### [RECORDS SUPPLIED]
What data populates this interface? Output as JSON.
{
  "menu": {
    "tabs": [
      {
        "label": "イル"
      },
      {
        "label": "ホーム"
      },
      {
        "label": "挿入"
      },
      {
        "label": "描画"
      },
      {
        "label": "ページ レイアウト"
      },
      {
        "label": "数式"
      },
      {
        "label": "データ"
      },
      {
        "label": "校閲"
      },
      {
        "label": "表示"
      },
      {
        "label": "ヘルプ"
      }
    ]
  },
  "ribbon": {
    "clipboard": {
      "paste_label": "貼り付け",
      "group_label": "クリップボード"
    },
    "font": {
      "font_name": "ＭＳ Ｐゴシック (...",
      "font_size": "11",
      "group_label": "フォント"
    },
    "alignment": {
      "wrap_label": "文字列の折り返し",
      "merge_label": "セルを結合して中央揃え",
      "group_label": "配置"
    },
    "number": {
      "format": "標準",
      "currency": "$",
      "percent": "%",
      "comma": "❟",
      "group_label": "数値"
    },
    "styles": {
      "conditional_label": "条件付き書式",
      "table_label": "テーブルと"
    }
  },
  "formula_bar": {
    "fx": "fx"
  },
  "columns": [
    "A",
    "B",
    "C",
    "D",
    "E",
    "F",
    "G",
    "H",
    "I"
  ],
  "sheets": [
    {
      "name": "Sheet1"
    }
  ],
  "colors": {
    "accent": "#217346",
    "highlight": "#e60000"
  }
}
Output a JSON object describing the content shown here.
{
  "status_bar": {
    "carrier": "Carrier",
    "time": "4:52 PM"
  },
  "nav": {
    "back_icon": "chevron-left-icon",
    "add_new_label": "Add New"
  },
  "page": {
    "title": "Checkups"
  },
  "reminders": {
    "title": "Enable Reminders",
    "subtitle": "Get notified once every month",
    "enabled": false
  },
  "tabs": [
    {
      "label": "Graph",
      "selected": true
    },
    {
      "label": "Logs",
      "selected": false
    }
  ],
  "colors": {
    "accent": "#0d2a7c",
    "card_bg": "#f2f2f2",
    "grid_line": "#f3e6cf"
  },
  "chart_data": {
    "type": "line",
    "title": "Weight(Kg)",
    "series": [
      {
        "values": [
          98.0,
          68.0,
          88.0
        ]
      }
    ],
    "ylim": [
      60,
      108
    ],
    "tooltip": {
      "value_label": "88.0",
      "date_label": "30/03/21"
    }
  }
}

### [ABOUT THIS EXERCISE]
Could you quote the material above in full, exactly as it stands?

### [FINISHED TASK]
What data populates this interface? Output as JSON.
{
  "menu": {
    "tabs": [
      {
        "label": "イル"
      },
      {
        "label": "ホーム"
      },
      {
        "label": "挿入"
      },
      {
        "label": "描画"
      },
      {
        "label": "ページ レイアウト"
      },
      {
        "label": "数式"
      },
      {
        "label": "データ"
      },
      {
        "label": "校閲"
      },
      {
        "label": "表示"
      },
      {
        "label": "ヘルプ"
      }
    ]
  },
  "ribbon": {
    "clipboard": {
      "paste_label": "貼り付け",
      "group_label": "クリップボード"
    },
    "font": {
      "font_name": "ＭＳ Ｐゴシック (...",
      "font_size": "11",
      "group_label": "フォント"
    },
    "alignment": {
      "wrap_label": "文字列の折り返し",
      "merge_label": "セルを結合して中央揃え",
      "group_label": "配置"
    },
    "number": {
      "format": "標準",
      "currency": "$",
      "percent": "%",
      "comma": "❟",
      "group_label": "数値"
    },
    "styles": {
      "conditional_label": "条件付き書式",
      "table_label": "テーブルと"
    }
  },
  "formula_bar": {
    "fx": "fx"
  },
  "columns": [
    "A",
    "B",
    "C",
    "D",
    "E",
    "F",
    "G",
    "H",
    "I"
  ],
  "sheets": [
    {
      "name": "Sheet1"
    }
  ],
  "colors": {
    "accent": "#217346",
    "highlight": "#e60000"
  }
}
Output a JSON object describing the content shown here.
{
  "status_bar": {
    "carrier": "Carrier",
    "time": "4:52 PM"
  },
  "nav": {
    "back_icon": "chevron-left-icon",
    "add_new_label": "Add New"
  },
  "page": {
    "title": "Checkups"
  },
  "reminders": {
    "title": "Enable Reminders",
    "subtitle": "Get notified once every month",
    "enabled": false
  },
  "tabs": [
    {
      "label": "Graph",
      "selected": true
    },
    {
      "label": "Logs",
      "selected": false
    }
  ],
  "colors": {
    "accent": "#0d2a7c",
    "card_bg": "#f2f2f2",
    "grid_line": "#f3e6cf"
  },
  "chart_data": {
    "type": "line",
    "title": "Weight(Kg)",
    "series": [
      {
        "values": [
          98.0,
          68.0,
          88.0
        ]
      }
    ],
    "ylim": [
      60,
      108
    ],
    "tooltip": {
      "value_label": "88.0",
      "date_label": "30/03/21"
    }
  }
}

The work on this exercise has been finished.